Background: Ethical and professional guidelines recommend disclosure of medical errors to patients. The objective of this study was to review the empirical literature on disclosure of medical errors with respect to (1) the decision to disclose, (2) the process of informing the patient and family, and (3) the consequences of disclosure or nondisclosure.
Methods: We searched 4 electronic databases (MEDLINE, CINAHL, PsycINFO, and Social Sciences Citations Index) and the reference lists of relevant articles for English-language studies on disclosure of medical errors. From more than 800 titles reviewed, we identified 17 articles reporting original empirical data on disclosure of medical errors to patients and families. We examined methods and results of the articles and extracted study designs, data collection procedures, populations sampled, response rates, and definitions of error.
Results: Available research findings suggest that patients and the public support disclosure. Physicians also indicate support for disclosure, but often do not disclose. We found insufficient empirical evidence to support conclusions about the disclosure process or its consequences.
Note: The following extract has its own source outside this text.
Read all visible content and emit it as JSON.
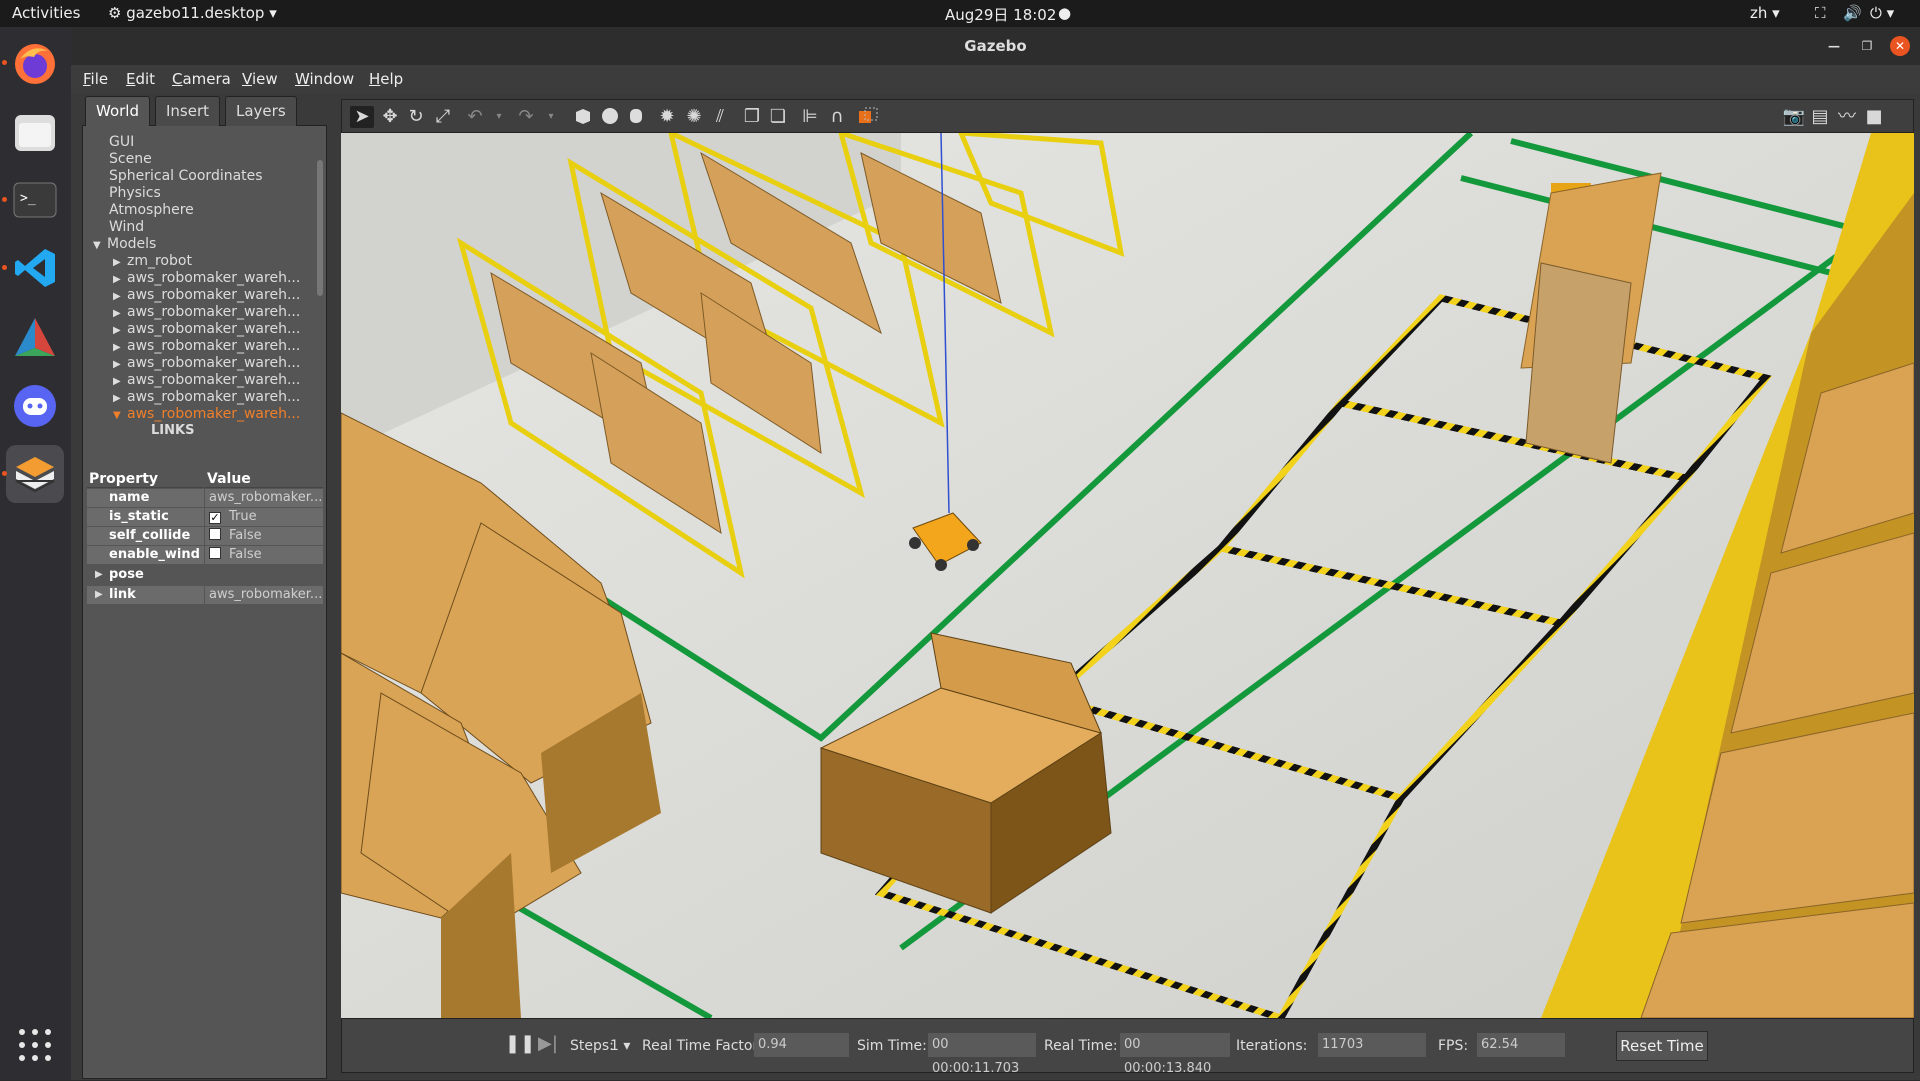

Conclusions: Empirical research on disclosure of medical errors to patients and families has been limited, and studies have focused primarily on the decision stage of disclosure. Fewer have considered the disclosure process, the consequences of disclosure, or the relationship between the two. Additional research is needed to understand how disclosure decisions are made, to provide guidance to physicians on the process, and to help all involved anticipate the consequences of disclosure.